**YOUR GOAL**
Look through the data below. Show each line where the string "Оплата" occurs.

- - -

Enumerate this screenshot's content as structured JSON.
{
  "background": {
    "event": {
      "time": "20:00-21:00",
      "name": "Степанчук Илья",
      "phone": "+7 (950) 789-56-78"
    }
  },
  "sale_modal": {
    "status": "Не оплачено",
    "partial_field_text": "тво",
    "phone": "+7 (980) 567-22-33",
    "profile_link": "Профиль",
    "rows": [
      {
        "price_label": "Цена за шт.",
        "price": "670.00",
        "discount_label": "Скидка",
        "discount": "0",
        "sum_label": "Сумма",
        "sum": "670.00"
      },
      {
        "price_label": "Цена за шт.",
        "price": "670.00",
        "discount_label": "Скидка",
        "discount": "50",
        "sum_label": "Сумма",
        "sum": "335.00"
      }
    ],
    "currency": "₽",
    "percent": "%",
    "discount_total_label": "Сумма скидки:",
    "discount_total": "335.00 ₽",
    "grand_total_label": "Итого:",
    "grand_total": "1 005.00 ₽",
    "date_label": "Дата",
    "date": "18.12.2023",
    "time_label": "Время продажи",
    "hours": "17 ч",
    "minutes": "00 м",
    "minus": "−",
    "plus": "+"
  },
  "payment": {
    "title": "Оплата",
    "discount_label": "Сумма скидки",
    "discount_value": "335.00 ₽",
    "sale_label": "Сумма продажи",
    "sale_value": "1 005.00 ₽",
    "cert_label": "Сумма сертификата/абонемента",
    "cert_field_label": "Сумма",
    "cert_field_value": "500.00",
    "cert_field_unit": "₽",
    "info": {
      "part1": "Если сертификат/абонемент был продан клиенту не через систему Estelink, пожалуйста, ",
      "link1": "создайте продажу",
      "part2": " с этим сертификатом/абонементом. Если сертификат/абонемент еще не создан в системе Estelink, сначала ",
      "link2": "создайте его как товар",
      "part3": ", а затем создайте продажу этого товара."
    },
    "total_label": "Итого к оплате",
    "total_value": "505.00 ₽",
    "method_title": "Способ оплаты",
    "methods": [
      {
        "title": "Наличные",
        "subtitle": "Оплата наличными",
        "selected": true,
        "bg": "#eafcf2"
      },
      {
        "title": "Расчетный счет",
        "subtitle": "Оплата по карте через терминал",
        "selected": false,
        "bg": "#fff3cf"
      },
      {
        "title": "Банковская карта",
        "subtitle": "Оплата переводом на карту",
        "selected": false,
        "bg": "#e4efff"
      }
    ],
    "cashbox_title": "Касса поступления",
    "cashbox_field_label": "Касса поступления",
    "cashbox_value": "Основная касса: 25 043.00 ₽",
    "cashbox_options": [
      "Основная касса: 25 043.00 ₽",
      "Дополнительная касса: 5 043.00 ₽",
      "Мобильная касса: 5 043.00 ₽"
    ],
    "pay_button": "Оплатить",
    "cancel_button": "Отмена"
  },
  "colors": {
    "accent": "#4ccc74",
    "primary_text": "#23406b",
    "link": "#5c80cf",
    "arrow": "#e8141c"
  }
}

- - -

**EXPECTED ANSWER**
    "title": "Оплата",
        "subtitle": "Оплата наличными",
        "subtitle": "Оплата по карте через терминал",
        "subtitle": "Оплата переводом на карту",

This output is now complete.